Monopoly and prices
By DaveLevy on Aug 26, 2009
Monopolies restrict supply and offer their goods at prices above equilibrium price, the opportunity cost of the resources used to make the goods. I am writing a short paper about this since it is a piece of thinking I revisited while developing my thoughts on free software, but is not central to those thoughts. There remain those who still think that monopolistic domination of markets is a legitimate business goal and that public policy and regulation should not inhibit this "free" market tendency. A review of the theory of the firm shows that monopolies restrict supply, raise prices and make super-profits.
Firms seek to maximise profit. As prices fall, demand increases. As output increases, average costs fall and then may rise due to economies of scale and then diminishing returns. In a "perfect" market, all firms are price takers. Business failure means that expensive suppliers leave the market, and super-profits caused by the difference in a given price and superior cost structures of the survivors encourage new entrants to bid down the price. In a perfect market, there are no super-profits and prices are equal to average costs. In a monopolistic or imperfect market, defined as where a firm's output decisions affect price, a firm's maximum profit occurs where its marginal cost is equal to its marginal revenue. No matter if dis-economies of scale are trivial or important, this will always be a lower output and a higher price than the opportunity cost price/output position.

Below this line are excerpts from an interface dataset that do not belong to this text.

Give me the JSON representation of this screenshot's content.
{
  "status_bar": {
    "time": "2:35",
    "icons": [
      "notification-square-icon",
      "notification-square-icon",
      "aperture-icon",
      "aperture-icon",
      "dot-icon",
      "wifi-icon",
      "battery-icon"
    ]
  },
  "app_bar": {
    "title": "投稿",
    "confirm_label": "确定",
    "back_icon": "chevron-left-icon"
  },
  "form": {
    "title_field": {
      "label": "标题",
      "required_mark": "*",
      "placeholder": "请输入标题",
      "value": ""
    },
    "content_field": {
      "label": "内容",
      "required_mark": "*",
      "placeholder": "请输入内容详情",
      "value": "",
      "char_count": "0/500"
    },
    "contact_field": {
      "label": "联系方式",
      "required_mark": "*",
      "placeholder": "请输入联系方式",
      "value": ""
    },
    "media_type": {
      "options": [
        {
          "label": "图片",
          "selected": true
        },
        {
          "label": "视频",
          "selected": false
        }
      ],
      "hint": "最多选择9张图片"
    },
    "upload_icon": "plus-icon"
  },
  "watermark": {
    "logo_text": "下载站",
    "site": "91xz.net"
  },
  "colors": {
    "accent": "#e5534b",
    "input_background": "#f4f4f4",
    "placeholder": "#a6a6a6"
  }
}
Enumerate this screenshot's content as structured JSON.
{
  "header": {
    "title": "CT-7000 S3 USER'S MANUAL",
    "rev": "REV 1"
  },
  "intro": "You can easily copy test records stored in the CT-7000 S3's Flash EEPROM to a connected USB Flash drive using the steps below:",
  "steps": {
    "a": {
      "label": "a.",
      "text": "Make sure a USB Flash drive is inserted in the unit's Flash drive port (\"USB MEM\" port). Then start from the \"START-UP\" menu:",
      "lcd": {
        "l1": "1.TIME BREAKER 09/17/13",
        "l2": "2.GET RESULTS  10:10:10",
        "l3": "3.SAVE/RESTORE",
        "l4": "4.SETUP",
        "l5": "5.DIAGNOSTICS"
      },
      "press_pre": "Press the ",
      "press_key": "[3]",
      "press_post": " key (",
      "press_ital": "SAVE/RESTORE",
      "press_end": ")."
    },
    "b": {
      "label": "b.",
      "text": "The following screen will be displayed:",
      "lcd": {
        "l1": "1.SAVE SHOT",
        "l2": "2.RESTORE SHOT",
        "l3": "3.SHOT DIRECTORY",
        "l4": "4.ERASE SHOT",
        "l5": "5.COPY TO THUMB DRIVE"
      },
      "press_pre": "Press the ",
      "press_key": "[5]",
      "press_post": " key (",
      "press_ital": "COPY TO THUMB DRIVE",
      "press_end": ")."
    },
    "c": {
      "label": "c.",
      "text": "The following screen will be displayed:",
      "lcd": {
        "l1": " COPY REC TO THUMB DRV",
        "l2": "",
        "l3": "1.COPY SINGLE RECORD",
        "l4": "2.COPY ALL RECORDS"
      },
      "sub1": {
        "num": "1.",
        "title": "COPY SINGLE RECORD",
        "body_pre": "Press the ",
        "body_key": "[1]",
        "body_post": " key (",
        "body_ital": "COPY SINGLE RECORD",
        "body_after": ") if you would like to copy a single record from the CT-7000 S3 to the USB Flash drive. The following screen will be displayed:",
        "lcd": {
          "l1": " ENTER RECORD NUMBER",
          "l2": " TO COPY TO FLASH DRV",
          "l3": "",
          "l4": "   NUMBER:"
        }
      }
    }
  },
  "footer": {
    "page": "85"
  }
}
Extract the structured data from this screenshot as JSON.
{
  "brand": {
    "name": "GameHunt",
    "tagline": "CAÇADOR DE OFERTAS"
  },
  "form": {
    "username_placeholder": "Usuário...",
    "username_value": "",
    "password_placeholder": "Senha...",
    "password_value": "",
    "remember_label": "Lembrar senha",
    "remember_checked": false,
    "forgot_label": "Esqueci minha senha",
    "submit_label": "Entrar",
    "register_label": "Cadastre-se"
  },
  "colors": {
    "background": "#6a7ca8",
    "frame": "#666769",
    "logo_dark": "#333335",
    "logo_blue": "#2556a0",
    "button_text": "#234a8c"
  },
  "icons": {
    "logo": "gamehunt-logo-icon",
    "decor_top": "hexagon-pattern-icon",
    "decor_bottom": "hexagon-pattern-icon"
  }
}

I am writing a longer essay about this, which I hope to post on this blog, but I shall mirror it on my personal site downloads page. I doubt that there's anything original in the essay, but having it one place is useful to me and it'll help me write my essay/presentation that I promised Dominc Kay on "Why free is the right price for software?".